WASHINGTON, D.C. —Congressman Bobby L. Rush (Dem.IL-1st) made the following statement this evening during the opening of Africa Society Summit’s second Africa Day on the Hill, in collaboration with the Congressional African Staffers Association (CASA). This year’s Africa Day, “Celebrating Africa’s Renaissance”, will focus on the continent’s economic growth and prowess as well as trade with Africa following the 2012 African Growth and Opportunity Act (AGOA) Forum that took place on June 14-15 in Washington, D.C. The program also recognized a few of Africa’s most notable business titans in recognition of the role of the private sector in Africa’s ascendency.
Congressman Bobby L. Rush’s prepared remarks.
Thank you, Bernadette Paolo of Africa Society for keeping us engaged on African issues and for holding this successful event.
Thank you, Ambassador Serestse for honoring us with you presence tonight and for being straight forward, candid and direct with us. Our perception of Africa MUST change. I cannot agree more with you.
I would like to thank the members of the african diplomatic corps that are present tonight, my colleagues, Mr. Fortenberry, Mr. Royce, Ms Barbara Lee, Mr Andre Carson, Ms. Yvette Clarke, Ms. Karen Bass and Ms. Sheila Jackson Lee for their strong support and dedication to realizing Africa’s Economic Transformation.
Please accept my apologies on behalf of Rep Chris Smith who, for personal reasons, couldn’t be here with us tonight. He is a strong support of Africa in Congress. I can tell will confidence that his heart is with us.
Today is Africa TRANSFORMATION DAY!!!!
Today is the day the lord has made and we shall rejoice in it. I pray that one day, we will get together again to celebrate Africa’s prosperity, because the continent will take its rightful position in the global economy. I pray for the day Africa Transformation will be complete.
I welcome The Honorable Mike Onolememen, Minister for Works of the Federal Republic of Nigeria, and our two 2012 African Business Titans that the Africa Society Summit is honoring today: Captain Hosa Wells Okunbo and Sir Lucky Omoluwa.

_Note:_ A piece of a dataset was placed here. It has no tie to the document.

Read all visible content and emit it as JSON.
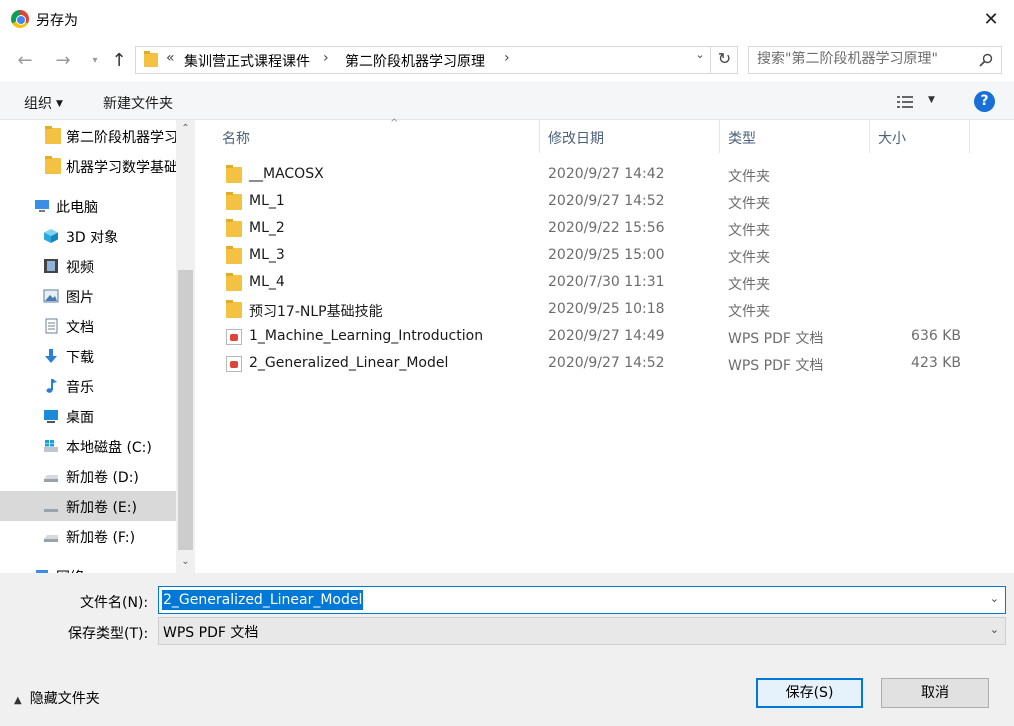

I would be remiss if I did not acknowledge some other members of this esteemed delegation. They travelled here to Washington from Nigeria to join in the chorus of voices highlighting Africa’s bright future – especially Mr. Timi Alaide who was the architect of the amnesty program in the Niger Delta in Nigeria and Mr. Tunde Ayeni , Chairman one of the most prominent Bank in Nigeria.
Despite many challenges, I am very optimistic about Africa’s future. The reason for my optimism is very simple — I believe in its people, their resourcefulness, their ingenuity, and their hunger to do better for themselves and for their families. For example, when I see the energy of young African and women entrepreneurs, I can only believe in Africa and her future success and continued emergence.
Sometimes policy makers underestimate or overlook the role that the private sector plays in sustaining and growing a national economy. This day, we want to change that! We want to exhibit what Africans are doing for themselves.
Actors from the private sector are at the forefront of the development of their country, investing in critical sectors, creating jobs, and educating their peers.
That is why, I can say with confidence that the future of Africa in NOW!
U.S firms should learn from Africa’s private sector, and partner with these sector members to accelerate African development and transformation.
Over the past few years, we have continued to raise issues relating to African infrastructure development and capacity building African countries need to fully benefit from AGOA and meet their development goals.
Throughout this week, policy makers made their cases for why Congress should reauthorize AGOA and renew third-country fabric provisions.
H.R. 4221“The Increasing American Jobs through Greater Exports to Africa Act of 2012”, which Rep. Smith and I introduced, will not only allow America firms to partner with their African counterparts, but it will also position the African Diaspora as a catalyst for trade and development. I will strongly urge my House and Senate colleagues to pass this important legislation immediately.
Last but not least, the bill would accelerate African regional integration. Regional integration leads to the formation of larger markets. Integration will promote business expansion to increase production output and meet increased demand from a larger regional buyer. In the process, thousands of new African and US jobs which in the process will create thousands of new African and US jobs.
Passage of these two bills will solidify US-Africa two-way trade while making the US-African Partnership a reality.
Let’s move forward and not backward!